June is National Dairy Month. Dairy is an important part of your everyday diet. Milk, cheese, and yogurt are all foods in the dairy group that provide calcium, vitamin D, potassium, protein and other nutrients that are beneficial to your health. Shoot for getting at least three servings of dairy each day.
The Saratoga Farmers’ Market is a great place to pick up some ingredients to celebrate National Dairy Month. You can find delectable cow’s milk and goat’s milk cheeses from Homestead Artisans at Longview Farm, as well as goat’s milk cheeses from Sweet Spring Farm, or you can pick up some fresh milk from the Battenkill Valley Creamery.
Homestead Artisans at Longview Farm features several different types of cheese made from both cow’s and goat’s milk. This farm uses different techniques of aging to produce harder cheeses and also makes fresh soft cheeses. Here you can find hard aged cheeses like Saratoga Sunflower cheese, which uses cow’s milk, or Longview Parm cheese, which uses goat’s milk. You can also pick up fresh soft cheeses like the Fromage Blanc which is a versatile soft, fresh cow’s milk cream cheese, or the Chevre (fresh goat cheese) which is a creamy cheese with a tart mellow flavor made from goat’s milk.
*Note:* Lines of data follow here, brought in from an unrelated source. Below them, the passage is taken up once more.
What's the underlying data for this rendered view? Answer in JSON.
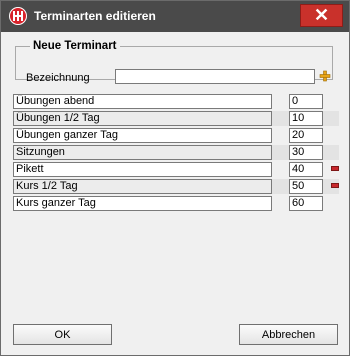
{
  "window": {
    "title": "Terminarten editieren",
    "close_glyph": "✕"
  },
  "group": {
    "legend": "Neue Terminart",
    "bezeichnung_label": "Bezeichnung",
    "bezeichnung_value": "",
    "add_icon": "plus-icon"
  },
  "rows": [
    {
      "name": "Übungen abend",
      "number": "0",
      "removable": false
    },
    {
      "name": "Übungen 1/2 Tag",
      "number": "10",
      "removable": false
    },
    {
      "name": "Übungen ganzer Tag",
      "number": "20",
      "removable": false
    },
    {
      "name": "Sitzungen",
      "number": "30",
      "removable": false
    },
    {
      "name": "Pikett",
      "number": "40",
      "removable": true
    },
    {
      "name": "Kurs 1/2 Tag",
      "number": "50",
      "removable": true
    },
    {
      "name": "Kurs ganzer Tag",
      "number": "60",
      "removable": false
    }
  ],
  "buttons": {
    "ok": "OK",
    "cancel": "Abbrechen"
  },
  "colors": {
    "titlebar": "#4a4a4a",
    "close": "#c9312b",
    "remove": "#c8282d",
    "add": "#e8a51a"
  }
}
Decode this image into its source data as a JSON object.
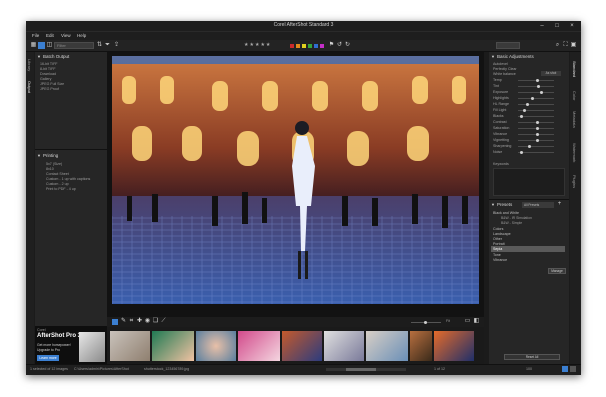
{
  "window": {
    "title": "Corel AfterShot Standard 3"
  },
  "menu": [
    "File",
    "Edit",
    "View",
    "Help"
  ],
  "toolbar": {
    "filter_placeholder": "Filter",
    "stars": "★★★★★"
  },
  "left": {
    "batch_title": "Batch Output",
    "batch_items": [
      "16-bit TIFF",
      "8-bit TIFF",
      "Download",
      "Gallery",
      "JPEG Full Size",
      "JPEG Proof"
    ],
    "printing_title": "Printing",
    "printing_items": [
      "5x7 (Size)",
      "8x10",
      "Contact Sheet",
      "Custom - 1 up with captions",
      "Custom - 2 up",
      "Print to PDF - 4 up"
    ],
    "tabs": [
      "Library",
      "Output"
    ]
  },
  "ad": {
    "brand": "Corel",
    "product": "AfterShot Pro 3",
    "line1": "Get more horsepower!",
    "line2": "Upgrade to Pro",
    "cta": "Learn more"
  },
  "right": {
    "basic_title": "Basic Adjustments",
    "rows": [
      "Autolevel",
      "Perfectly Clear",
      "White balance",
      "Temp",
      "Tint",
      "Exposure",
      "Highlights",
      "HL Range",
      "Fill Light",
      "Blacks",
      "Contrast",
      "Saturation",
      "Vibrance",
      "Vignetting",
      "Sharpening",
      "Noise"
    ],
    "wb_value": "As shot",
    "keywords_label": "Keywords",
    "presets_title": "Presets",
    "presets_dropdown": "All Presets",
    "preset_items": [
      "Black and White",
      "B&W - IR Simulation",
      "B&W - Simple",
      "Colors",
      "Landscape",
      "Other",
      "Portrait",
      "Sepia",
      "Tone",
      "Vibrance"
    ],
    "manage_label": "Manage",
    "reset_label": "Reset All",
    "vtabs": [
      "Standard",
      "Color",
      "Metadata",
      "Watermark",
      "Plugins"
    ]
  },
  "filmstrip": {
    "zoom": "Fit"
  },
  "status": {
    "selection": "1 selected of 12 images",
    "path": "C:\\Users\\admin\\Pictures\\AfterShot",
    "file": "shutterstock_123456789.jpg",
    "counter": "1 of 12",
    "zoom": "100"
  },
  "colors": {
    "bg": "#1b1b1b",
    "panel": "#262626",
    "accent": "#3b7fd1"
  }
}
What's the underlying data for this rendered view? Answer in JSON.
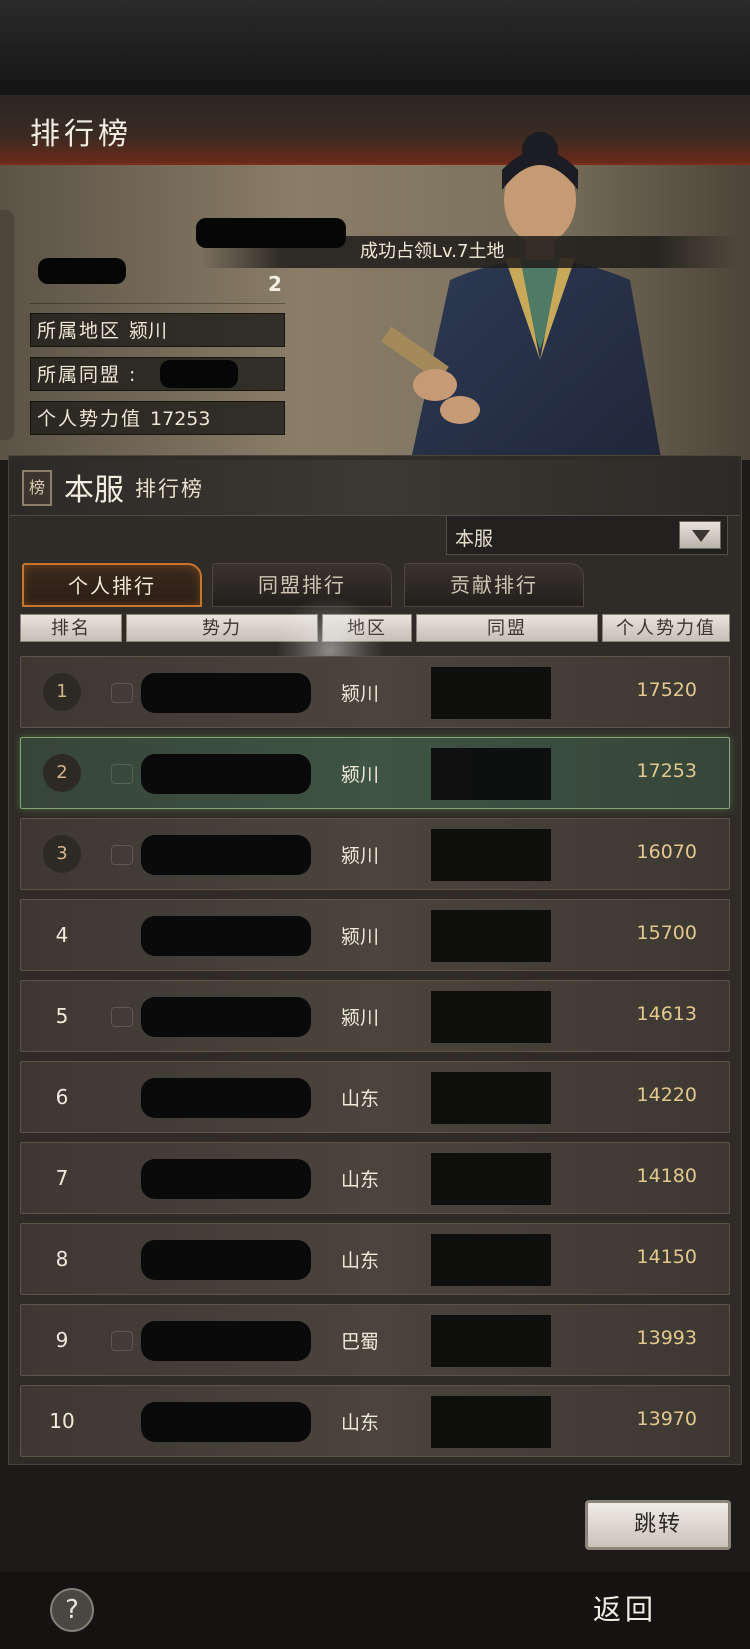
{
  "header": {
    "title": "排行榜"
  },
  "profile": {
    "headline": "成功占领Lv.7土地",
    "rank": "2",
    "region_label": "所属地区",
    "region_value": "颍川",
    "alliance_label": "所属同盟",
    "alliance_value": ":",
    "power_label": "个人势力值",
    "power_value": "17253"
  },
  "panel": {
    "badge": "榜",
    "title_big": "本服",
    "title_small": "排行榜",
    "dropdown_value": "本服"
  },
  "tabs": [
    {
      "label": "个人排行",
      "active": true
    },
    {
      "label": "同盟排行",
      "active": false
    },
    {
      "label": "贡献排行",
      "active": false
    }
  ],
  "columns": [
    "排名",
    "势力",
    "地区",
    "同盟",
    "个人势力值"
  ],
  "rows": [
    {
      "rank": "1",
      "region": "颍川",
      "value": "17520"
    },
    {
      "rank": "2",
      "region": "颍川",
      "value": "17253"
    },
    {
      "rank": "3",
      "region": "颍川",
      "value": "16070"
    },
    {
      "rank": "4",
      "region": "颍川",
      "value": "15700"
    },
    {
      "rank": "5",
      "region": "颍川",
      "value": "14613"
    },
    {
      "rank": "6",
      "region": "山东",
      "value": "14220"
    },
    {
      "rank": "7",
      "region": "山东",
      "value": "14180"
    },
    {
      "rank": "8",
      "region": "山东",
      "value": "14150"
    },
    {
      "rank": "9",
      "region": "巴蜀",
      "value": "13993"
    },
    {
      "rank": "10",
      "region": "山东",
      "value": "13970"
    }
  ],
  "buttons": {
    "jump": "跳转",
    "back": "返回",
    "help": "?"
  },
  "colors": {
    "accent": "#c8742a",
    "highlight": "#7fa776",
    "value": "#e2c88f"
  }
}
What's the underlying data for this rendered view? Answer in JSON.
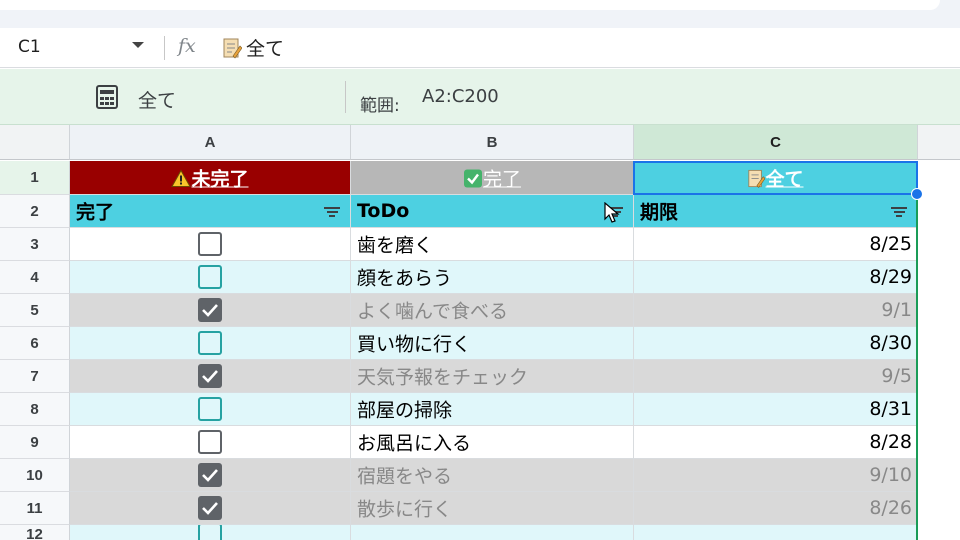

Sweet Spring Farm also features different types of fresh goat’s milk cheeses, as well as a soft ripened goat’s milk cheese. Here you will find the farm’s original goat cheese, or you can mix up your taste buds with the Herbes de Provence Chevre or Black Pepper Chevre. The farm also has a soft ripened White Lily cheese, which is reminiscent of Brie or Camembert with its white rind.
Did you know that it takes five to ten goats to produce the same amount of milk from one cow? Cheese made from goat’s milk is often softer and creamier in texture.
Goat cheese is slightly lower in calories and cholesterol, and higher in vitamin A, thiamin and riboflavin when compared to cheese made from cow’s milk. Goat cheese also does not contain as much lactose as cow’s milk cheese, so it could be a good alternative for someone with mild lactose intolerance.
Remember, when storing cheese at home make sure to wrap it up tightly in the refrigerator, so it does not dry out.
This week’s recipe is from Jeff Bower of Sweet Spring Farm and can be found in the “Farmer’s Market: Favorite Recipes” cookbook. Caramelized Onion & Goat Cheese Quesadilla features both goat cheese and cow’s milk cheese, adding a twist to a traditional cheese quesadilla. You won’t be disappointed!
Caramelized Onion & Goat Cheese Quesadilla
1 tablespoon butter
1 tablespoon olive oil
3 large onions, thinly sliced (4 cups)
1/8 teaspoon salt
2 teaspoons brown sugar
1 tablespoon cider vinegar
4 ounce fresh Sweet Spring Farm chevre* (goat cheese)
1/4 cup Longview Farm Saratoga Sunflower* or cheddar cheese, shredded
4 – 10 inch flour tortillas
Melt butter in a frying pan over low heat, add olive oil. Add the onions, sprinkle with salt, and cook slowly for about 30 minutes until they turn golden brown. Sprinkle on brown sugar and vinegar, and cook a few minutes more until vinegar evaporates. Allow to cool slightly.
Assemble the quesadillas by placing two tortillas on a work surface. Spread half the chevre on each tortilla, top each with half the onion mixture, and sprinkle half the cheddar cheese over each tortilla. Top each quesadilla with the remaining two tortillas.
If you have a quesadilla grill, use that to cook the quesadillas in. Otherwise, grill the quesadillas in a large pan or griddle over medium heat, flipping once, just until they begin to turn golden. Remove to cutting board and slice into wedges. Recipe makes 4 servings.
Nutrition per Serving: 310 calories; 17 g fat (8 g sat); 30 mg cholesterol; 28 g carbohydrate; 10 g protein; 2 g fiber; 470 mg sodium.
This article was written by Rachel Moskal, a dietetic intern from Sage Colleges working with Cornell Cooperative Extension.
The above recipe is from Cornell Cooperative Extension of Saratoga County’s cookbook, Farmers’ Market: Favorite Recipes, edited by Diane Whitten. Farmers’ Market: Favorite Recipes is available for sale at the Saratoga Farmers’ Market at the green information shed. For more information about food and nutrition, contact Diane Whitten at Cornell Cooperative Extension, firstname.lastname@example.org, 885-8995. Watch for her recipe column each Wednesday in The Saratogian.